The Buffalo Police Department acknowledged Tuesday that it was in error when it installed license plate readers without the Common Council’s knowledge.
Nevertheless, Council members – after publicly questioning a police representative – said they are not opposed to the technology and allowed the department to put up even more.
The Buffalo News reported in October that the city had quietly installed the readers on traffic signal poles in the Broadway and Bailey Avenue intersection but had not shared with the Council that the devices were going up or how the license plate information would be used.
“That was our error,” Police Capt. Mark Makowski told lawmakers in a premeeting caucus Tuesday. “We did not realize from our end it needed Council approval.”
Officials say the equipment is meant to catch criminals committing serious offenses, not traffic violators, and was paid for with a federal grant. The original grant was for a different kind of technology, but the city changed course and got federal approval that the money be used instead for license plate readers. However, the department did not notify the Council of the change.
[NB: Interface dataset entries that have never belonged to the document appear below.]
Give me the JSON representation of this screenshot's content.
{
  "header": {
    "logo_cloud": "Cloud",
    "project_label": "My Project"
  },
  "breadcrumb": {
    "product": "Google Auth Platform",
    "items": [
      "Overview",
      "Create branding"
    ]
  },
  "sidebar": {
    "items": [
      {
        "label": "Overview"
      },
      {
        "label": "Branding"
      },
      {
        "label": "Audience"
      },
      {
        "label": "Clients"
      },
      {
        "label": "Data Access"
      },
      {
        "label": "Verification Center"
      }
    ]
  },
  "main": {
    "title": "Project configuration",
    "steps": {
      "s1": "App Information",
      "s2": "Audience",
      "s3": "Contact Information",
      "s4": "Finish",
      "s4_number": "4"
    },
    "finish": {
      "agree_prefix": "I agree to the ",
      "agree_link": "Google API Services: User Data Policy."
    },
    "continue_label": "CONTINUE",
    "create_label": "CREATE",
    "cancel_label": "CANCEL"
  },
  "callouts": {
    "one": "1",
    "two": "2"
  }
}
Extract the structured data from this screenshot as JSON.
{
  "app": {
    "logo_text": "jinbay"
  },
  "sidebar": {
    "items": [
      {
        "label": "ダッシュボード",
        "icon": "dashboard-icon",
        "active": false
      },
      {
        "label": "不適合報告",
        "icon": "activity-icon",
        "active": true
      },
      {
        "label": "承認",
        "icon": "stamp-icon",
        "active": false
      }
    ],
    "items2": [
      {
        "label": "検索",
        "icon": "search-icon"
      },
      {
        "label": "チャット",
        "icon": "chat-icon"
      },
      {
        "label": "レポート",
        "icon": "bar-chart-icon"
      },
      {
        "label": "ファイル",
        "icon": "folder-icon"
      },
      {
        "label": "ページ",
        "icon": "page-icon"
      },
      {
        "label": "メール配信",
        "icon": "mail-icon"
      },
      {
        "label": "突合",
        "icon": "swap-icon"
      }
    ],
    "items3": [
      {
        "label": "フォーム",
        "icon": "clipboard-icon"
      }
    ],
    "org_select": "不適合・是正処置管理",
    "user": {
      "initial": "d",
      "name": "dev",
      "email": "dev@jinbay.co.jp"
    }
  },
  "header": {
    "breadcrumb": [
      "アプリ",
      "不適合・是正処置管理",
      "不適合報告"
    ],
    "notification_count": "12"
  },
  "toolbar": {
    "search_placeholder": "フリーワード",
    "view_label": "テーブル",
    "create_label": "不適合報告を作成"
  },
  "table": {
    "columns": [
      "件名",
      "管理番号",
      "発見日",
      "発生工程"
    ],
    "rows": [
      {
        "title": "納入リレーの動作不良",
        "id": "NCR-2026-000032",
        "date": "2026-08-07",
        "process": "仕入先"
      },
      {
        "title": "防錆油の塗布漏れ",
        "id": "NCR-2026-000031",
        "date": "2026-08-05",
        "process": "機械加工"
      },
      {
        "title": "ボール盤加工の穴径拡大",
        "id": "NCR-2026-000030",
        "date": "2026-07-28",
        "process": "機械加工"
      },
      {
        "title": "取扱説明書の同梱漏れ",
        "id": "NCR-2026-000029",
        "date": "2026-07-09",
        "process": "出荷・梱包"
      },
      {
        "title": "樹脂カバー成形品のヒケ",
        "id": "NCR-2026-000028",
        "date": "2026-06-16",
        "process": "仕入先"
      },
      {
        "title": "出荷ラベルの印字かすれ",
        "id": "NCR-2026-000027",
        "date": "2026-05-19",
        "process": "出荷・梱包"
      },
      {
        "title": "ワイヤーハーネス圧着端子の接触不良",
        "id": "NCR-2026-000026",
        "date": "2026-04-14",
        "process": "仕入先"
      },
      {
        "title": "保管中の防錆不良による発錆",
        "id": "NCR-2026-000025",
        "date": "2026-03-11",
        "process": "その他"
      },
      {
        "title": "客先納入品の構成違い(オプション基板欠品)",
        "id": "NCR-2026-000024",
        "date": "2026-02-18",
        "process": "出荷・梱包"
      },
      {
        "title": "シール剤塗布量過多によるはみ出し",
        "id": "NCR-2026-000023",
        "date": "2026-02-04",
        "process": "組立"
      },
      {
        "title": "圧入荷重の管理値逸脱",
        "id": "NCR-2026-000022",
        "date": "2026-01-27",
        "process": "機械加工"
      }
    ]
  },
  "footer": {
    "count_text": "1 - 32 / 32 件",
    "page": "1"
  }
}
Grants accepted by the city come before the Council for approval.
The readers do not have the capability to issue tickets when motorists run red lights and are not meant to alert police to drivers who have let their insurance lapse, according to the Police Department.
“This is to gather data to help us solve serious violent crimes in the area,” Makowski said.
Council members spoke in favor of the license plate readers and voted Tuesday to accept another grant, for $125,000 from the state, which will pay for them to be installed in the Kensington Avenue-Bailey intersection on the border of the University and Masten districts.